Portsmouth, 18 March
One thing we don’t give up for lent is music. It’s best to give up non-essentials. I don’t give up Music in Portsmouth, either, without which I might have walked to Southsea on a fool’s errand unaware that the concert was moved to this venue. Where would I have been without it? Southsea, obviously.
It’s a westward walk from my house and I was aided in finding it by following yonder star, Venus, inappropriately referring to a different festival but conveniently giving directions. The change was made, I found out, due to St. Saviour’s having heating. Portsmouth Baroque always make a warm sound. One of their other features is the way in which director, Malcolm Keeler, finds lesser-known repertoire.
J.S. Bach is well-known enough, though. His O Jesu Christ, meins Lebens Licht was introduced by Peter Gould’s ambulatory footwork that steadily paced throughout the piece beneath extended soprano lines.
His cousin, J.C.’s Fürchte dich nicht was followed by excursions into Aus tiefer Not by Michael Praetorius in which the divergent parts became one to finish and Peter provided an organ account of the same by Johann Sebastian before the programme gathered momentum with his predecessor in the Leipzig job, Johann Kuhnau’s, Trisis est anima mea, immediately more sombre but with some soaring soprano lines generating quite moving melancholy and then the Credo in F by Antonio Lotti changed up a couple of gears with a rhythmic, more characteristically ‘baroque’, and bigger, sound. It’s not everybody that can set words like ‘consubstantialem’ quite so effortlessly to music.
In the second half, Charpentier’s Le Reniement (Denial) of St. Pierre featured what was probably the high point with the 4-part ensemble drama of, Non, non sum, vere non eram, the choir having resources enough to distribute six solo parts from within its own ranks who performed impressively although, to be overly picky, the ‘vere’ seemed to get literally lost from the text translation. Really. The piteous consequence of the ‘non sum’ denial did nothing to suggest that there shouldn’t be more performances of Charpentier wherever they can be made available.
It’s possible Bach’s reputation wouldn’t be what it is now without Mendelssohn’s C19th advocacy and Peter’s second half interlude, the first movement of his Sonata no.3, was surely a tribute and owes a debt but one was taken with some fancy footwork on the pedals that led into its final passage.
Caldara’s Stabat Mater was written in 1725 when Pergolesi was 15. They both died in 1736, the younger of them far too young but not before he’d improved on it. Caldara’s account augments the text’s rhyme scheme of AABCCB with a succession of ‘dying falls’ but the poetry, or the perceived power of redemption generated by the injuries and suffering provide the balm that the Portsmouth Baroque Choir are especially adept at providing.
There was plenty of it, about an hour and a half of music presumably all put together and rehearsed since Christmas and they’ve got two concerts to do in early July, the second of which is Messiah.
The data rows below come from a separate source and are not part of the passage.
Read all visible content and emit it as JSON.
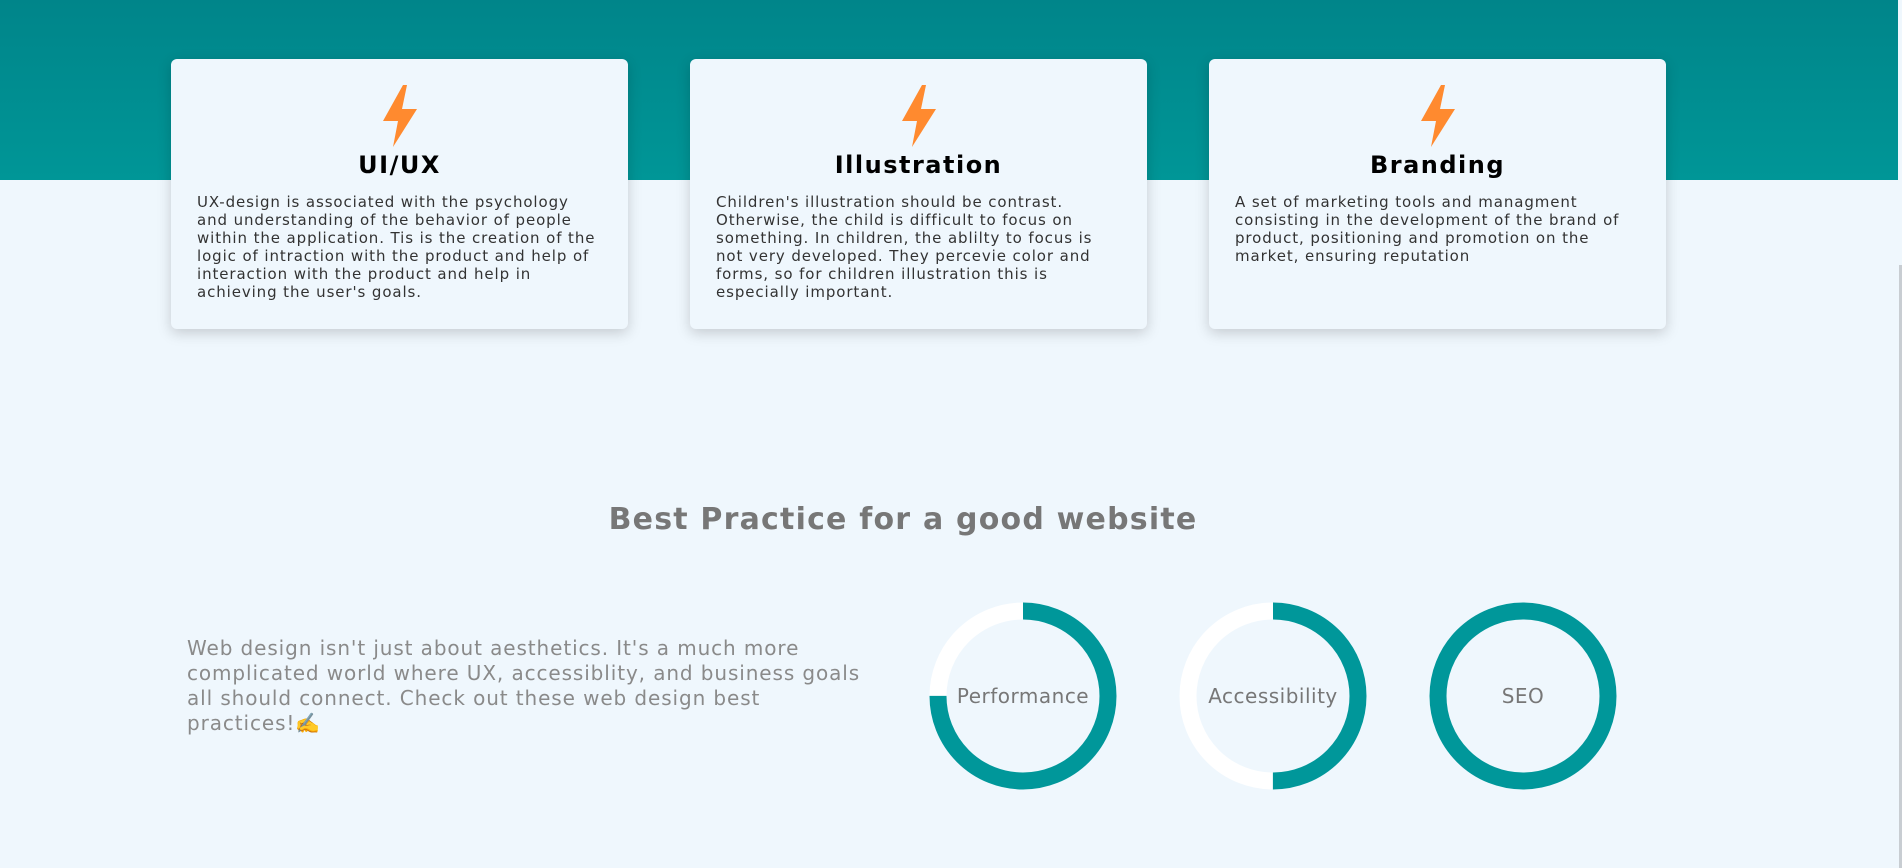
{
  "theme": {
    "accent": "#00979a",
    "background": "#eff7fd",
    "icon_color": "#ff8a2f"
  },
  "services": [
    {
      "icon": "lightning-bolt-icon",
      "title": "UI/UX",
      "description": "UX-design is associated with the psychology and understanding of the behavior of people within the application. Tis is the creation of the logic of intraction with the product and help of interaction with the product and help in achieving the user's goals."
    },
    {
      "icon": "lightning-bolt-icon",
      "title": "Illustration",
      "description": "Children's illustration should be contrast. Otherwise, the child is difficult to focus on something. In children, the ablilty to focus is not very developed. They percevie color and forms, so for children illustration this is especially important."
    },
    {
      "icon": "lightning-bolt-icon",
      "title": "Branding",
      "description": "A set of marketing tools and managment consisting in the development of the brand of product, positioning and promotion on the market, ensuring reputation"
    }
  ],
  "best_practice": {
    "title": "Best Practice for a good website",
    "intro": "Web design isn't just about aesthetics. It's a much more complicated world where UX, accessiblity, and business goals all should connect. Check out these web design best practices!✍️",
    "metrics": [
      {
        "label": "Performance",
        "progress": 0.75
      },
      {
        "label": "Accessibility",
        "progress": 0.5
      },
      {
        "label": "SEO",
        "progress": 1.0
      }
    ]
  }
}
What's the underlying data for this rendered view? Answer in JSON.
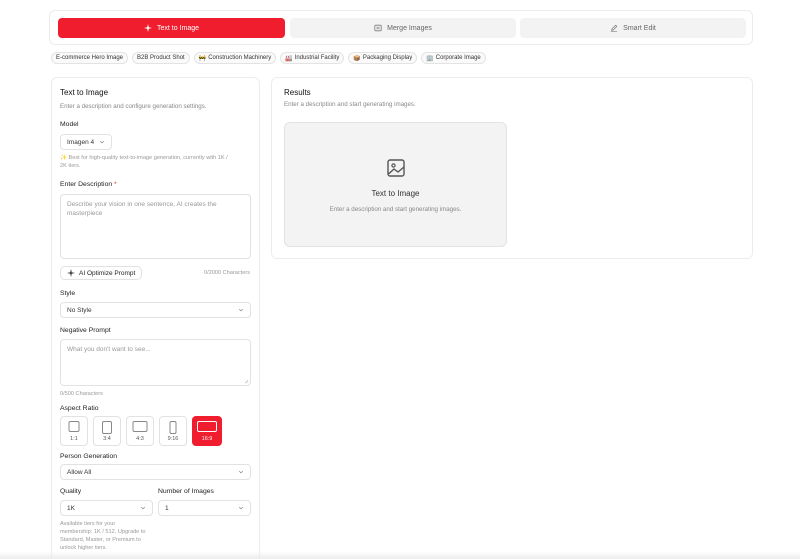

There’s no rest for the wicked (Isaiah 48.22). There doesn’t appear to be much for the righteous, either. It does them great credit.
Ian Schofield has also written:
“We both enjoyed last night’s concert. I enjoyed the opening Bach number, very melodic and made a really good start to the concert. I especially liked the Caldara Stabat Mater, I thought the altos were very nimble (and together) in the quite athletic solo number and there were some very neat short trills from the sopranos – yes, would be good to hear this with strings and trombones [the original orchestration].
The men’s lines have benefited from additional voices and sounded very confident and secure even in double choir formation. Congratulations to the soloists in some quite challenging passages of Charpentier.
“A goodly sized audience and a great venue (hard seats aside) too, probably a slightly biased view because it’s quite easy for us to get there.”